Are you a Health Professional? Jump over to the doctors only platform. Click Here

Lite, light and low in calories: When has shopping for foods become such a ‘de-lite’? Top 5 shopping tips for making the right choice

Print Friendly, PDF & Email

We live in a world where marketing and the media play a vital part of everyday life, full of attracting advertisements and tempting visual images on food labelling. How often have we tried a food item because it looks good on television, or because the label looks so enticing and promises only good things? To become an educated consumer, we should turn to the sides and back of the food product and read the labels carefully. The language that the marketers use should be interpreted carefully. As you read on, we will also give you an idea of which foods not to pick, and the importance of the ‘glycaemic index’.

  1. How to read the labels on food products
    (Interpreting packaging language & food labels)
    • List of Ingredients
      • Every packaged food contains a list of ingredients – the ingredient that the food contains the most of is always listed first, whilst the one that the food contains the least of is listed last.
  2. Recommended serving sizes, calories per serving and amount per serving
    • Serving size is a standard measure of the food, telling us how much food makes up one serving. It is important to note whether the amount of fats, proteins and sugars listed is for a standard serving size, or for the whole food product.
  3. Calories
    • Labels often tell us the amount of calories obtained from fats in the product. It is recommended that no more than 30% of our daily calories come from fats.
  4. Percentage (%) of Daily Value
    • This tells us what portion of the total recommended daily amount of each nutrient is found in each serving. These include ingredients such as sodium, cholesterol, fat and carbohydrates.
  5. Interpreting the language on food labels
    • Beware the words ‘light, low fat and lite’ options. Food companies may use the word light to refer to the food being light in colour, taste or texture, not fat or calories.
  6. Think twice about the following claims that food companies may make
    Often they are too good to be true. Some of these include:
    • The product causes substantial weight loss regardless of how much we eat.
    • The product causes weight loss for all users.
    • Users are able to safely loose more than 1.5kg per week for more than a month.
    • For more tips on types of claims to be aware of, visit our website Shopping guide for healthy food choices.
  7. Which foods not to pick
    • We should try and choose foods that are low in fat, sugars and salt. For more information on nutrition and healthy eating tips, visit our articles on Nutrition & Men, Nutrition & Women and Nutrition & Children.

      There are foods which have obvious amounts of fat, such as visible fat on cuts of meat, deep fried foods and in spreads such as butter, but there is also a lot of hidden fats in foods like pies, cakes, biscuits, burgers and sausages.

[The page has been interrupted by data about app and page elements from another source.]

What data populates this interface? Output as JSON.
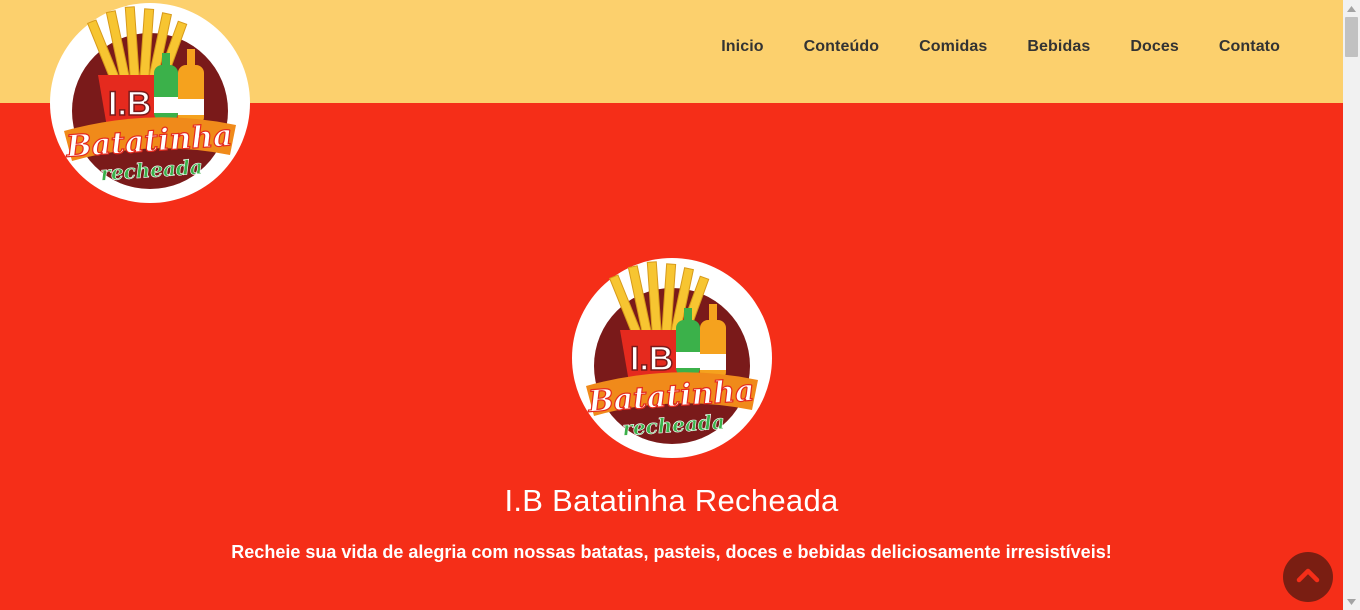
{
  "brand": {
    "logo_text_main": "I.B",
    "logo_text_script": "Batatinha",
    "logo_text_sub": "recheada"
  },
  "nav": {
    "items": [
      {
        "label": "Inicio"
      },
      {
        "label": "Conteúdo"
      },
      {
        "label": "Comidas"
      },
      {
        "label": "Bebidas"
      },
      {
        "label": "Doces"
      },
      {
        "label": "Contato"
      }
    ]
  },
  "hero": {
    "title": "I.B Batatinha Recheada",
    "subtitle": "Recheie sua vida de alegria com nossas batatas, pasteis, doces e bebidas deliciosamente irresistíveis!"
  },
  "colors": {
    "header_bg": "#fcd06d",
    "page_bg": "#f52e18",
    "back_to_top_bg": "#7a1e12"
  },
  "icons": {
    "back_to_top": "chevron-up-icon"
  }
}
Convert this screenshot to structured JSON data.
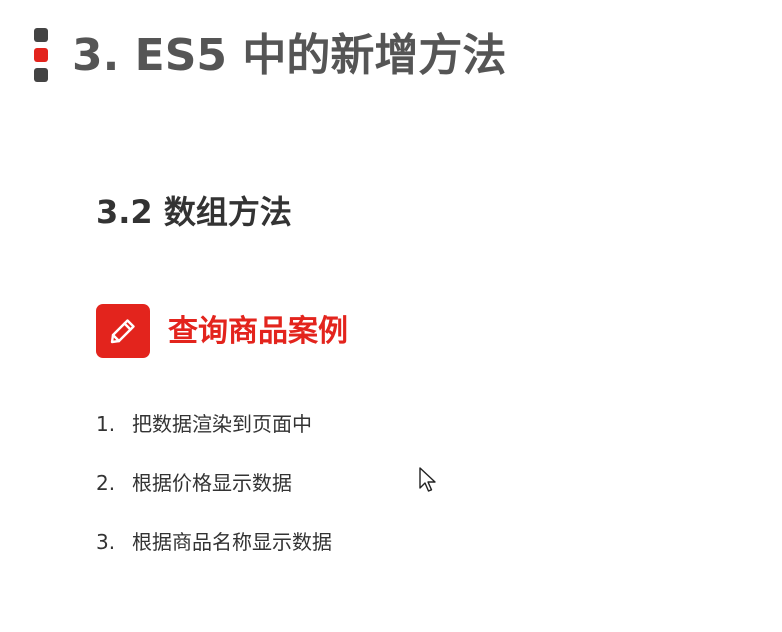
{
  "colors": {
    "accent_red": "#e3241d",
    "bar_gray": "#444444",
    "title_gray": "#555555",
    "text_dark": "#333333"
  },
  "header": {
    "title": "3. ES5 中的新增方法"
  },
  "section": {
    "title": "3.2 数组方法"
  },
  "case": {
    "icon": "pencil-icon",
    "title": "查询商品案例"
  },
  "steps": [
    {
      "num": "1.",
      "text": "把数据渲染到页面中"
    },
    {
      "num": "2.",
      "text": "根据价格显示数据"
    },
    {
      "num": "3.",
      "text": "根据商品名称显示数据"
    }
  ]
}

      Many foods often contain hidden sugars. For example, we may think we are choosing a healthy option by picking museli bars and cereals. However, some museli bars and cereals contain high amounts of sugar, so it is important to read the labels on the back of all foods, even if they seem to be healthy.

  8. Foods with low glycaemic index & balance
    • Glycaemic index (GI) is defined as the effects of carbohydrates on blood sugar levels, compared to the effect of the same amount of pure sugar, on blood sugar levels. Foods with a low GI (less than 55) means that they cause a slower and lower rise in blood sugar levels. These include: breads such as mixed-grain and fruit and oat breads, barley, pasta, noodles, beans and milk. Foods with a high GI (greater than 70) means that they cause a faster and higher rise in blood sugar levels. High GI foods include: white bread, brown rice, French fries and coffee. We should try to consume foods that have a low GI – apart from a slower and lower rise in blood sugar levels, these foods are often also more healthy and nutritious.

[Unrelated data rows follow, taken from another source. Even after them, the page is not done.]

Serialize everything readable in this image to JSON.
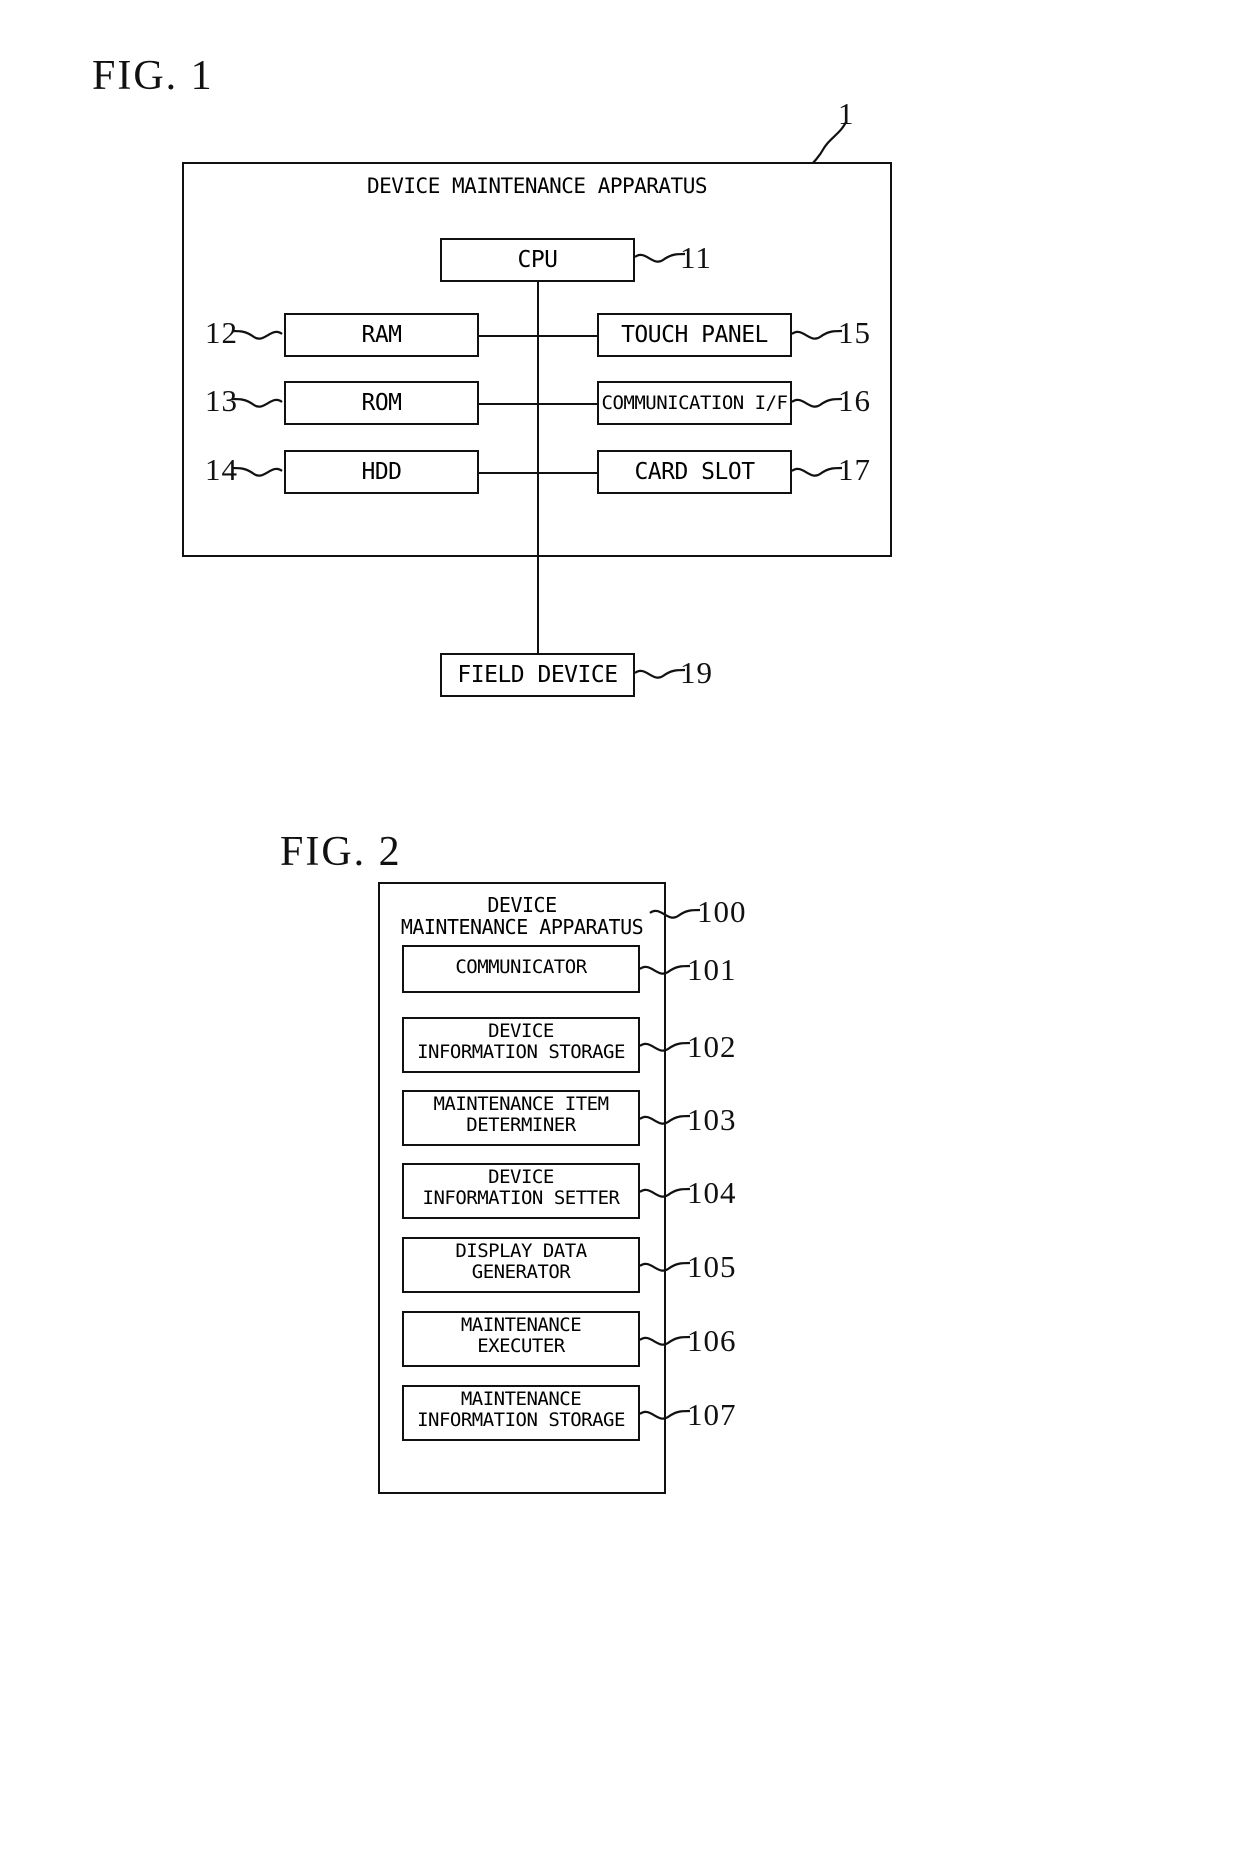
{
  "document": {
    "type": "patent-figure-sheet",
    "figures": [
      {
        "id": "fig1",
        "title": "FIG. 1",
        "outer_box": {
          "label": "DEVICE MAINTENANCE APPARATUS",
          "ref": "1"
        },
        "blocks": [
          {
            "label": "CPU",
            "ref": "11",
            "column": "center"
          },
          {
            "label": "RAM",
            "ref": "12",
            "column": "left"
          },
          {
            "label": "ROM",
            "ref": "13",
            "column": "left"
          },
          {
            "label": "HDD",
            "ref": "14",
            "column": "left"
          },
          {
            "label": "TOUCH PANEL",
            "ref": "15",
            "column": "right"
          },
          {
            "label": "COMMUNICATION I/F",
            "ref": "16",
            "column": "right"
          },
          {
            "label": "CARD SLOT",
            "ref": "17",
            "column": "right"
          }
        ],
        "external": [
          {
            "label": "FIELD DEVICE",
            "ref": "19"
          }
        ]
      },
      {
        "id": "fig2",
        "title": "FIG. 2",
        "outer_box": {
          "label": "DEVICE\nMAINTENANCE APPARATUS",
          "ref": "100"
        },
        "blocks": [
          {
            "label": "COMMUNICATOR",
            "ref": "101"
          },
          {
            "label": "DEVICE\nINFORMATION STORAGE",
            "ref": "102"
          },
          {
            "label": "MAINTENANCE ITEM\nDETERMINER",
            "ref": "103"
          },
          {
            "label": "DEVICE\nINFORMATION SETTER",
            "ref": "104"
          },
          {
            "label": "DISPLAY DATA\nGENERATOR",
            "ref": "105"
          },
          {
            "label": "MAINTENANCE\nEXECUTER",
            "ref": "106"
          },
          {
            "label": "MAINTENANCE\nINFORMATION STORAGE",
            "ref": "107"
          }
        ]
      }
    ],
    "colors": {
      "ink": "#111111",
      "paper": "#ffffff"
    }
  }
}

For more tips on maintaining a healthy diet and incorporating the GI index into your daily routine, and also general advice on glucose control, visit our website for blood glucose control.

For more information on lifestyle modifications for weight loss click here.

Print Friendly, PDF & Email

Dates

Posted On: 4 June, 2007
Modified On: 16 January, 2014

Tags



Created by: myVMC